▸ AIM OF THE EXERCISE
The answer must consist of every line from the entries that holds the word "grid".

-------- RECORDS PROVIDED

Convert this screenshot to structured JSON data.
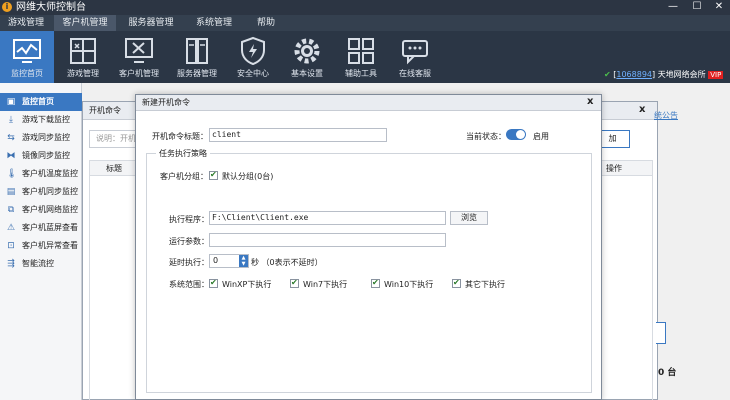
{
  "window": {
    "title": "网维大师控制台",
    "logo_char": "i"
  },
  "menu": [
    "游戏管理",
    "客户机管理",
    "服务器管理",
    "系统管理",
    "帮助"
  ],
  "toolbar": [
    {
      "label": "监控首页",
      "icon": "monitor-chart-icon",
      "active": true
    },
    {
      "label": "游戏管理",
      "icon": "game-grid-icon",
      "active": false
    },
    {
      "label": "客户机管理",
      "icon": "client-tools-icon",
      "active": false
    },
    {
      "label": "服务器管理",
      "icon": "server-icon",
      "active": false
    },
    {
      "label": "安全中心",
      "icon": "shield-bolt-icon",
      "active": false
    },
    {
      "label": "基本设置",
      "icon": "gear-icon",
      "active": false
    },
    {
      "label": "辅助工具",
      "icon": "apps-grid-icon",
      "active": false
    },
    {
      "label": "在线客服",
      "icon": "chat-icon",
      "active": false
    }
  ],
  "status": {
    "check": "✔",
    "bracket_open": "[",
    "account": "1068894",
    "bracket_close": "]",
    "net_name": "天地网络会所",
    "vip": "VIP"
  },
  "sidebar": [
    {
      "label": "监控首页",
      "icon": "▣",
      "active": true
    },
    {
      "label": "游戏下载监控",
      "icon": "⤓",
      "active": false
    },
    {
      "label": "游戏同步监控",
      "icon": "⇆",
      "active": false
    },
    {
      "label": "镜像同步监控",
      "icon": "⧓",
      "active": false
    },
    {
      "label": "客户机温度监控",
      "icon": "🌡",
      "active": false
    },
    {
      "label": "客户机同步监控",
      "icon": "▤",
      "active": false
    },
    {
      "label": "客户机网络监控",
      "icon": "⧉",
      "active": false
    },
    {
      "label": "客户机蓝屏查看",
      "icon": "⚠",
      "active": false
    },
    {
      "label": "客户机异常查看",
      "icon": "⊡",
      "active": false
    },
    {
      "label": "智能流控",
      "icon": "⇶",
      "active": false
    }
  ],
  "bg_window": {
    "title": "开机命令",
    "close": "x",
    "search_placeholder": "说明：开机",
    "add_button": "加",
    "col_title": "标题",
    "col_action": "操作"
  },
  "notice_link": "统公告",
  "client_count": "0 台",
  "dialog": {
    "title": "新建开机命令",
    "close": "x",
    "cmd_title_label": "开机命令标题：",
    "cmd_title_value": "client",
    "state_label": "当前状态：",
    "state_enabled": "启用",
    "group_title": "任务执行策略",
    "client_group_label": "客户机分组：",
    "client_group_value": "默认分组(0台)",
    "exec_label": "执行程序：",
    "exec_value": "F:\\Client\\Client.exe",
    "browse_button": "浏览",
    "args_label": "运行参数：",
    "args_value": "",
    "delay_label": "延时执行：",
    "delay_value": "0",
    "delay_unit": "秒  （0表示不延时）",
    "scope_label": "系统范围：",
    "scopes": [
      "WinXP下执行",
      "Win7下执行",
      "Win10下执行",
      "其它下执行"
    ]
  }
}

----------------
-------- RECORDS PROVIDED

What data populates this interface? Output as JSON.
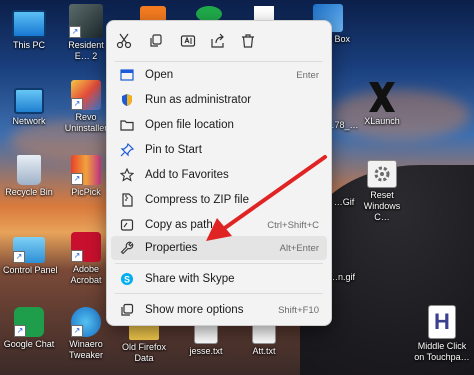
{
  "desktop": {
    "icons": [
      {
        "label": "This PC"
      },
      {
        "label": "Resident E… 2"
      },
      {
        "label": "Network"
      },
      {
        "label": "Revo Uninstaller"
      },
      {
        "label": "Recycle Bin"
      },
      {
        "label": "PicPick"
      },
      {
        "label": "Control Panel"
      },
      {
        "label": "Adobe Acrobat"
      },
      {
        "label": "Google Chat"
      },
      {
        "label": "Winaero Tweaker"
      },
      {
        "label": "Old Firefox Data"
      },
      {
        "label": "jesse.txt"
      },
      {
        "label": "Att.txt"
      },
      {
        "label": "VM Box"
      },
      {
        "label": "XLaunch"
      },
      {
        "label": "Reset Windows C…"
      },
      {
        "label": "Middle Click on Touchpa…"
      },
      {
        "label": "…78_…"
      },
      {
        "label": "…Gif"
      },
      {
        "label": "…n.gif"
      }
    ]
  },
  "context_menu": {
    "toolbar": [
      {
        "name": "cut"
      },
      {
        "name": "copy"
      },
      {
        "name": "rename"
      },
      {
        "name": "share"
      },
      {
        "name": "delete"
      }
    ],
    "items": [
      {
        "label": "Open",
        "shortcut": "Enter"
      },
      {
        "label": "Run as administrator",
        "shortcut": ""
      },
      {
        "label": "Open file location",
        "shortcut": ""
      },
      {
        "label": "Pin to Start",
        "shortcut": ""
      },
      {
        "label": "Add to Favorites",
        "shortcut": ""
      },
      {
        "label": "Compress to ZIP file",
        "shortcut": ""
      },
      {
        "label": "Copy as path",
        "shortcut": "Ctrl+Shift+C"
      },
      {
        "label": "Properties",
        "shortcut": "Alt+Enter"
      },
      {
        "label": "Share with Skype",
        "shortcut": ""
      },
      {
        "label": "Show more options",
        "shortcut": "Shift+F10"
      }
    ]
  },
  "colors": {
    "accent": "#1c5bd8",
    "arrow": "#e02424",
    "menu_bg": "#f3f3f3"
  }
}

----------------

▸ WRITTEN ANSWER
      "icon": "game-grid-icon",
      "icon": "apps-grid-icon",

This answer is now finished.